Starting again from the same center mark, cut diagonally down to the right bottom corner. This will give you 3 pastry triangles.
In a small bowl, crumble the cheese with your fingers. Add the chopped parsley and salt and pepper to taste. Mix well.
Take a pastry triangle and position it so the wide end is at the bottom and the point is away from you. Spread about 1 tablespoon of the filling in a thin line near the bottom edge, leaving about 1/2 inch border on each side.
Before you begin rolling, fold the bottom right and left corners of the pastry toward the center to cover the edges of the filling. This will trap the filling inside as you roll up the pastry.
Using your fingers, gently roll the pastry away from you toward the point of the triangle. Try to tuck in any open edges as you go along.
When you get to the end, wet the inside of the point of the triangle with a little water and continue to roll. This will seal it to keep the roll closed as it fries.
Heat about 2 inches of oil to frying temperature (350 F to 365 F). Add several pastries to the pan leaving some space in between them to prevent them from sticking to each other.
Using prongs or a fork, move them around as they fry for a more even color. When the ends begin to brown, flip them over and let the other side cook. The pastries are done when they are golden brown all over with darker ends.
Drain the pastries on a thick layer of paper towels before serving.
- You can find yufka in Mediterranean grocers and on websites selling Turkish ingredients. If you have extra time and can afford some elbow grease, you can roll out your own yufka sheets.
- If you’re using round yufka sheets, use a pizza cutter or sharp knife to cut them into triangles. Divide each circle into 8 to 10 triangular slices like you are slicing a pizza. The wide base of each triangle should be about 4 to 5 inches wide.
Make Ahead Tips
- You can assemble the sigara böreği ahead of time and refrigerate, wrapped well, for one to two days before cooking.
- You can also freeze the uncooked pastries for up to two months. Place them in layers separated by waxed or parchment paper in an airtight container. Fry them directly from the freezer—there is no need to thaw before cooking.
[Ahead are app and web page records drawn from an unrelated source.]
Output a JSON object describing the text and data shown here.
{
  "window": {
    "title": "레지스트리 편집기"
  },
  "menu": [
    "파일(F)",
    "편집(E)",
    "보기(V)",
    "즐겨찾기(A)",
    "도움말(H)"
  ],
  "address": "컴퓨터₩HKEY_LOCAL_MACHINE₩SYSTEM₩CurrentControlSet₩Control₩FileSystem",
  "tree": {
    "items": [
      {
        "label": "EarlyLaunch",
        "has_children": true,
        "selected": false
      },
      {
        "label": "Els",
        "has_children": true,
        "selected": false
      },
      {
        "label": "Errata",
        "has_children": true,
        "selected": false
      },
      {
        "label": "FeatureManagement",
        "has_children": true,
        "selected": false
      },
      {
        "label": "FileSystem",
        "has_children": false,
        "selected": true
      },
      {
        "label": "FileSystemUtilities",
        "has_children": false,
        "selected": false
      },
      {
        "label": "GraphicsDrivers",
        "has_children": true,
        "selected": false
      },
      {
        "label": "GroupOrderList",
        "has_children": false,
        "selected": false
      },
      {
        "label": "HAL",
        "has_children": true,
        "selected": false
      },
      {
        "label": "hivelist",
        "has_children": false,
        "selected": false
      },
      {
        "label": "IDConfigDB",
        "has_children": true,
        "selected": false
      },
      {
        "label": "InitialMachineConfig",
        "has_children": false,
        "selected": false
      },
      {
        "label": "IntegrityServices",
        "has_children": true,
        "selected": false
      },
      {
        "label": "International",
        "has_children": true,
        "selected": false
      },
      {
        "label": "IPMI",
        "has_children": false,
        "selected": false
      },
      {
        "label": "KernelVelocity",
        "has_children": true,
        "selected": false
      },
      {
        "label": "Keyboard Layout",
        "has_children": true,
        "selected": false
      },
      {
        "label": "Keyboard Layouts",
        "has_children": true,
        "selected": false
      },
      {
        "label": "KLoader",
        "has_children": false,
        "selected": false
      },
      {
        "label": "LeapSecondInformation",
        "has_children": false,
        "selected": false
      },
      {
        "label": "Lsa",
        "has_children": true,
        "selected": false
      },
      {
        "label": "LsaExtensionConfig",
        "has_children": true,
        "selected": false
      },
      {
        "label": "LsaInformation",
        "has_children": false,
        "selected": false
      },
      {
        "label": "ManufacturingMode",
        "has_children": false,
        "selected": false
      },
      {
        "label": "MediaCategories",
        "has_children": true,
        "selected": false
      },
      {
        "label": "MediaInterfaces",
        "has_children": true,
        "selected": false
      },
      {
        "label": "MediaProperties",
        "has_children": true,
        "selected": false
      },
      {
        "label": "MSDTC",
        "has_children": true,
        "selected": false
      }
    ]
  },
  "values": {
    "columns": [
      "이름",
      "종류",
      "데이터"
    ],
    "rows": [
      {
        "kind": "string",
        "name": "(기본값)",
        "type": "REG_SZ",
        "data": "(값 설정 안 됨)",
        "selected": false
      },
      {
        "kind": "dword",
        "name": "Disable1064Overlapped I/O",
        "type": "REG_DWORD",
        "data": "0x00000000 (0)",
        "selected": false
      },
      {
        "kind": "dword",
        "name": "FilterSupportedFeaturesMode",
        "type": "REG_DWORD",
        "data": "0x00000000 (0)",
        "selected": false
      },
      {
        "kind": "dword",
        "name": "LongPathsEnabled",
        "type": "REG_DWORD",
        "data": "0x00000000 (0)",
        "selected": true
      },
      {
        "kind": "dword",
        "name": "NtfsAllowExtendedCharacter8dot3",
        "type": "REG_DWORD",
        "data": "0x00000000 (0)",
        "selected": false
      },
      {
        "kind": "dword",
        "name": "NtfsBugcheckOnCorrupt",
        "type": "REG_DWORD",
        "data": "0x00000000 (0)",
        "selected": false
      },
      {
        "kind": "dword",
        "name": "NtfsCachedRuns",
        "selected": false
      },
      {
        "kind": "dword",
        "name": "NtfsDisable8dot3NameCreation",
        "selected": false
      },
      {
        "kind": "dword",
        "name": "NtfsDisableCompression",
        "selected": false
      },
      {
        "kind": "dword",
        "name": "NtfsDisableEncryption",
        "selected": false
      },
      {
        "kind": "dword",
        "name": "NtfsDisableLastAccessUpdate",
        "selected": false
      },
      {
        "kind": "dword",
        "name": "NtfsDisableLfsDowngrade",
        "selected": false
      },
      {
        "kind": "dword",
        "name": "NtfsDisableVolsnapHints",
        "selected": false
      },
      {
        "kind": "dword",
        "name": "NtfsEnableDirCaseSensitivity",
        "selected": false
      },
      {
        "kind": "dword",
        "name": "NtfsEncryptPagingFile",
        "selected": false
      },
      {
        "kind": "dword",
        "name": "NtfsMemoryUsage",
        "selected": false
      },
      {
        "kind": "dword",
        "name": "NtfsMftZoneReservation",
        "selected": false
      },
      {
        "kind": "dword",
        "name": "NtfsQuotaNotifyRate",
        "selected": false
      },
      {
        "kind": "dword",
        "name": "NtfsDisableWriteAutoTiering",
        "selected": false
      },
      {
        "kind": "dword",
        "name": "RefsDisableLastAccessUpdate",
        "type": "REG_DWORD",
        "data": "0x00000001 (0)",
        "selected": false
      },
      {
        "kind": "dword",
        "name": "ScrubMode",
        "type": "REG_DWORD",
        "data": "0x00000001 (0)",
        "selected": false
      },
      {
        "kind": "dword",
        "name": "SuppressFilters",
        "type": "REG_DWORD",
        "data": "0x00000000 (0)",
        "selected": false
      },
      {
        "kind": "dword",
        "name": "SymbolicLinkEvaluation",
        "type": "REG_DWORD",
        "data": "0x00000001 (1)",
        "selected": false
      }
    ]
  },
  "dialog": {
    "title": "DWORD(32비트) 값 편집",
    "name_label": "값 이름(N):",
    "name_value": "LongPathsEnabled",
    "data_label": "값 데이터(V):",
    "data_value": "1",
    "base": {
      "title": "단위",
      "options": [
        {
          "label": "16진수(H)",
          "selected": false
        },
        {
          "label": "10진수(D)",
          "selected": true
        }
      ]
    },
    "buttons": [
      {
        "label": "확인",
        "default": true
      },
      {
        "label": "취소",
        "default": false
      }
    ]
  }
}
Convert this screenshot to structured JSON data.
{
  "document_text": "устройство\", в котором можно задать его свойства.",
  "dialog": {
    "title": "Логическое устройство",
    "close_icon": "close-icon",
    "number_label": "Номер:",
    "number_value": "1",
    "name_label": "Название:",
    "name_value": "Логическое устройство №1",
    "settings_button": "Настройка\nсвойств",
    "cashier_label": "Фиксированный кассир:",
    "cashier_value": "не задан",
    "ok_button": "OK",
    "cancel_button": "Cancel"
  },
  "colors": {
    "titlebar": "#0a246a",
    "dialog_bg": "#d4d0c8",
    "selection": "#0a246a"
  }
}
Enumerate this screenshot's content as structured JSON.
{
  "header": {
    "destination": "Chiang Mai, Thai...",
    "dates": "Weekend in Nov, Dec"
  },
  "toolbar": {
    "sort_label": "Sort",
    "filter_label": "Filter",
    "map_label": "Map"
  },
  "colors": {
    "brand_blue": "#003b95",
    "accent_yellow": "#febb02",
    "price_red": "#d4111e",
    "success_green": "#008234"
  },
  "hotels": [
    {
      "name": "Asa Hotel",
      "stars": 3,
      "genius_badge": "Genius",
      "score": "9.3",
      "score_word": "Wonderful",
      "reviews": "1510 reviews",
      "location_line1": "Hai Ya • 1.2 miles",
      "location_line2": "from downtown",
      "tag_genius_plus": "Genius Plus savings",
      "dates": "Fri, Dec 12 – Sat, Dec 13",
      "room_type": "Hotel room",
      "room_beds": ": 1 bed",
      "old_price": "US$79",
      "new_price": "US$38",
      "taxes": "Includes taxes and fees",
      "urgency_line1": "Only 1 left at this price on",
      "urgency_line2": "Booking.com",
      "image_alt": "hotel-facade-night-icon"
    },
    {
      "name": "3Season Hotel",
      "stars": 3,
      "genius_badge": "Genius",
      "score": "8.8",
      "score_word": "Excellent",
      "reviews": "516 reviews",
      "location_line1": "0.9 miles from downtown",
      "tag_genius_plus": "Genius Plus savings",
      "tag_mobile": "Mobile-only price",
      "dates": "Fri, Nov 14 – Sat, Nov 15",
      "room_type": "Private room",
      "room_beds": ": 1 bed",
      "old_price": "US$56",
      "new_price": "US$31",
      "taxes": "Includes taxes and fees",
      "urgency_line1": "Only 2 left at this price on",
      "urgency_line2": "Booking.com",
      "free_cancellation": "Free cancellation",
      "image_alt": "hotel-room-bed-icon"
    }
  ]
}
You can experiment with different Turkish cheeses and other fillings like seasoned ground beef, Turkish pastrami, called pastırma (pah-STIR’-mah), and spicy beef sausage called sucuk (soo-JOOK’).
What Are Meze?
You can usually expect two rounds of meze before a meal of meat or fish. Cold meze dishes, most often made with fresh, seasonal vegetables, are served first, followed by a round of hot meze selections. If you’re dining out, meze dishes are often so plentiful and delicious, they end up overshadowing the rest of the meal.